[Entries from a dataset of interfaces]

%%

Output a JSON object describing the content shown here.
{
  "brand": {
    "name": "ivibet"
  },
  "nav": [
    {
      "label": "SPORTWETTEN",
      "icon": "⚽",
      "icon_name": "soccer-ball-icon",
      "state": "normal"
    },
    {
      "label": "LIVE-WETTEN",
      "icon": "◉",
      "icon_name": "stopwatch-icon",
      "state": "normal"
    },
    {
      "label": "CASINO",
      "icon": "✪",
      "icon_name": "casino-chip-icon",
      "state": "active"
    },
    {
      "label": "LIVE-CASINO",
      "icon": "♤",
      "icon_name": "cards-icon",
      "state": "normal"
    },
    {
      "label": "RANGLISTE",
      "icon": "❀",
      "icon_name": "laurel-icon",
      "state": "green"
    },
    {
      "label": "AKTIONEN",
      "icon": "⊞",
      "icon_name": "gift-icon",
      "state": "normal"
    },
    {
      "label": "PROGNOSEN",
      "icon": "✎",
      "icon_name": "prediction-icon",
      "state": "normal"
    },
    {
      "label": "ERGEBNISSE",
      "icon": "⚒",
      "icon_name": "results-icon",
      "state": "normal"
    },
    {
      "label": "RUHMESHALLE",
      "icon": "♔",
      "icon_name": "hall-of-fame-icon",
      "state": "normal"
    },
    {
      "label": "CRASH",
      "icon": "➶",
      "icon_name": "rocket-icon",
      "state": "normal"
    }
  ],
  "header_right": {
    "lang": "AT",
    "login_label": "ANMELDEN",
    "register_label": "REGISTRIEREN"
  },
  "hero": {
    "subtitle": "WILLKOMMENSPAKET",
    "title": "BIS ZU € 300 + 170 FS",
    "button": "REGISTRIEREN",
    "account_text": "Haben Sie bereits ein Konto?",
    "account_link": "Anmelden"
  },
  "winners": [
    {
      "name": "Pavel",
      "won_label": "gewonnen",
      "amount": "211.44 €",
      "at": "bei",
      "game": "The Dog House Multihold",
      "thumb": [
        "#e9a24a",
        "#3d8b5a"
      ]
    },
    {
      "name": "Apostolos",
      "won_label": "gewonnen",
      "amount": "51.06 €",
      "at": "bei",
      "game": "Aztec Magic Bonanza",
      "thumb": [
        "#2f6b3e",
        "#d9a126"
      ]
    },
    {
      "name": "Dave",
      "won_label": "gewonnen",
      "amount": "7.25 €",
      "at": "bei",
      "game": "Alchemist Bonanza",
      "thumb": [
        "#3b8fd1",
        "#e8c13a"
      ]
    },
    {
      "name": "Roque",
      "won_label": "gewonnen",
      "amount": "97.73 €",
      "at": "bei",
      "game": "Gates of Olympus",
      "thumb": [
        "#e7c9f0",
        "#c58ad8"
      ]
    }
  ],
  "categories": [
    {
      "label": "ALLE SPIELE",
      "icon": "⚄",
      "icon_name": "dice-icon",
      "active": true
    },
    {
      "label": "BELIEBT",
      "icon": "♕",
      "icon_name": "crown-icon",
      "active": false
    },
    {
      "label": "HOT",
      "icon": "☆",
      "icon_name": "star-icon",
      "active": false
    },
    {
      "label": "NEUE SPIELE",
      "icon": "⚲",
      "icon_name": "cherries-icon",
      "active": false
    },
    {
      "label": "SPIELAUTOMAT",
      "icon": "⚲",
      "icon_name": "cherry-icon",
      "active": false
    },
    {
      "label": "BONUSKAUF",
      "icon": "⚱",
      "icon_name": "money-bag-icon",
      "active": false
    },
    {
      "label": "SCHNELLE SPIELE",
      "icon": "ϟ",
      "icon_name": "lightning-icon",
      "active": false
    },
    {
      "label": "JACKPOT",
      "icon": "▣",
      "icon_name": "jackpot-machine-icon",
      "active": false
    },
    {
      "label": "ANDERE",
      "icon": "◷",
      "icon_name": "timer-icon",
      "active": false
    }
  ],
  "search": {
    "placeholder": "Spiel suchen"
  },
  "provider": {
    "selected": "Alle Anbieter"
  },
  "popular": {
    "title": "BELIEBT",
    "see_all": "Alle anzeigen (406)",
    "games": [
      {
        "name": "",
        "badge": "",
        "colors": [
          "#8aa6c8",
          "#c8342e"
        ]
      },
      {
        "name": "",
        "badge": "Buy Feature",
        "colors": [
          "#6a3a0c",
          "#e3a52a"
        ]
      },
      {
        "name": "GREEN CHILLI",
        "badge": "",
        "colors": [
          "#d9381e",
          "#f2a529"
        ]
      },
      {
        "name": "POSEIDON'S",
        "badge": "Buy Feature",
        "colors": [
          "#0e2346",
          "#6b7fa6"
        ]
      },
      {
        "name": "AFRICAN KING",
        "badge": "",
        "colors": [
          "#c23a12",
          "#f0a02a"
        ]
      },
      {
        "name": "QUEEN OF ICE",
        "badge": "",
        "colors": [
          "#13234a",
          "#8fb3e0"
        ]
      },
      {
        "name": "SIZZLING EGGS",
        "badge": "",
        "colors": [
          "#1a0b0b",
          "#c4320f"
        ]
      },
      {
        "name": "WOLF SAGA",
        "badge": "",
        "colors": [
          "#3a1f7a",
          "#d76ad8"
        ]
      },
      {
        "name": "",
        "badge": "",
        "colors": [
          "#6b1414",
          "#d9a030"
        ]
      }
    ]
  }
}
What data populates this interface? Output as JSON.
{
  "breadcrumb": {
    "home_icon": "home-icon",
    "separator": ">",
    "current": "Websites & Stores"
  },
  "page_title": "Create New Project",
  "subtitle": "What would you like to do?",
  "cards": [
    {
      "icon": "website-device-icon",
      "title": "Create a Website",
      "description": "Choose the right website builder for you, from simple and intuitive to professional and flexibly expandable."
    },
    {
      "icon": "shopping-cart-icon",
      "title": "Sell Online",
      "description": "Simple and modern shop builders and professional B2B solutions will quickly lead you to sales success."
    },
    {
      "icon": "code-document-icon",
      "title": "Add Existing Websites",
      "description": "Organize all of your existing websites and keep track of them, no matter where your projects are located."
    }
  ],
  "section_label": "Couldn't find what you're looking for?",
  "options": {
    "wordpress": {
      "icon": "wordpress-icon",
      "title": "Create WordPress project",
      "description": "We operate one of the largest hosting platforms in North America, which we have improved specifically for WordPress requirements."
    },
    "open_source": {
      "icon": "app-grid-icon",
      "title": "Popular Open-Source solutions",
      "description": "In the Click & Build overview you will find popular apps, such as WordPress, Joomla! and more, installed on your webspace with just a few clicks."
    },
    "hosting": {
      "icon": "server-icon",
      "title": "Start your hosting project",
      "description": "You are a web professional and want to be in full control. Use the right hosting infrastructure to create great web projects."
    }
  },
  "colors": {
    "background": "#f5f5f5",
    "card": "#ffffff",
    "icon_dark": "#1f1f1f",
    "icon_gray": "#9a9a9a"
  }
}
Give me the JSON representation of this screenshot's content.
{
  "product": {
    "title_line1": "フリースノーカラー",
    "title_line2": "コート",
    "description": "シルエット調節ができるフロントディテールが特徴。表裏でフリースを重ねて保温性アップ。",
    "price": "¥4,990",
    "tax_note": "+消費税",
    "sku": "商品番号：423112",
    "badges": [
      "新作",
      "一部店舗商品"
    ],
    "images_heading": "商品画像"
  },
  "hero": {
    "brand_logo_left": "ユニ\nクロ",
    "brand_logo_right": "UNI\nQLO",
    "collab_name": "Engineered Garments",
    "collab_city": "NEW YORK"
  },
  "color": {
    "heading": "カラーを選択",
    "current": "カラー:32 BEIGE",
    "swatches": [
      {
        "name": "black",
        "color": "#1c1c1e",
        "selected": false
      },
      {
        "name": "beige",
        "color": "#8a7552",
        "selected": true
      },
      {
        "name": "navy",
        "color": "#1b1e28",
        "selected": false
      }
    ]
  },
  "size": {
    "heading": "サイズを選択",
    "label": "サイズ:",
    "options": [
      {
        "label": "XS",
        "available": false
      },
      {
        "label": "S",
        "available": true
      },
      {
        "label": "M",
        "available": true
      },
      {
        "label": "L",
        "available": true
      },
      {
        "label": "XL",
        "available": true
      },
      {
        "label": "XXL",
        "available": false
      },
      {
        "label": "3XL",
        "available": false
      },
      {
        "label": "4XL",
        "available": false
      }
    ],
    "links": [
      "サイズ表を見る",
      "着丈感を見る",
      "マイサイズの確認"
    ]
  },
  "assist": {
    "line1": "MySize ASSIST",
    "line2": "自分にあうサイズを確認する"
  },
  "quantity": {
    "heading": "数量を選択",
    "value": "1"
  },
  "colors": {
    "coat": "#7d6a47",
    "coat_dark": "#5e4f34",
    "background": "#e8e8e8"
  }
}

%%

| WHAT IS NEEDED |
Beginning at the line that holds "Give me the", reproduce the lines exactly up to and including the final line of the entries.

| RESULT |
Give me the JSON representation of this screenshot's content.
{
  "product": {
    "title_line1": "フリースノーカラー",
    "title_line2": "コート",
    "description": "シルエット調節ができるフロントディテールが特徴。表裏でフリースを重ねて保温性アップ。",
    "price": "¥4,990",
    "tax_note": "+消費税",
    "sku": "商品番号：423112",
    "badges": [
      "新作",
      "一部店舗商品"
    ],
    "images_heading": "商品画像"
  },
  "hero": {
    "brand_logo_left": "ユニ\nクロ",
    "brand_logo_right": "UNI\nQLO",
    "collab_name": "Engineered Garments",
    "collab_city": "NEW YORK"
  },
  "color": {
    "heading": "カラーを選択",
    "current": "カラー:32 BEIGE",
    "swatches": [
      {
        "name": "black",
        "color": "#1c1c1e",
        "selected": false
      },
      {
        "name": "beige",
        "color": "#8a7552",
        "selected": true
      },
      {
        "name": "navy",
        "color": "#1b1e28",
        "selected": false
      }
    ]
  },
  "size": {
    "heading": "サイズを選択",
    "label": "サイズ:",
    "options": [
      {
        "label": "XS",
        "available": false
      },
      {
        "label": "S",
        "available": true
      },
      {
        "label": "M",
        "available": true
      },
      {
        "label": "L",
        "available": true
      },
      {
        "label": "XL",
        "available": true
      },
      {
        "label": "XXL",
        "available": false
      },
      {
        "label": "3XL",
        "available": false
      },
      {
        "label": "4XL",
        "available": false
      }
    ],
    "links": [
      "サイズ表を見る",
      "着丈感を見る",
      "マイサイズの確認"
    ]
  },
  "assist": {
    "line1": "MySize ASSIST",
    "line2": "自分にあうサイズを確認する"
  },
  "quantity": {
    "heading": "数量を選択",
    "value": "1"
  },
  "colors": {
    "coat": "#7d6a47",
    "coat_dark": "#5e4f34",
    "background": "#e8e8e8"
  }
}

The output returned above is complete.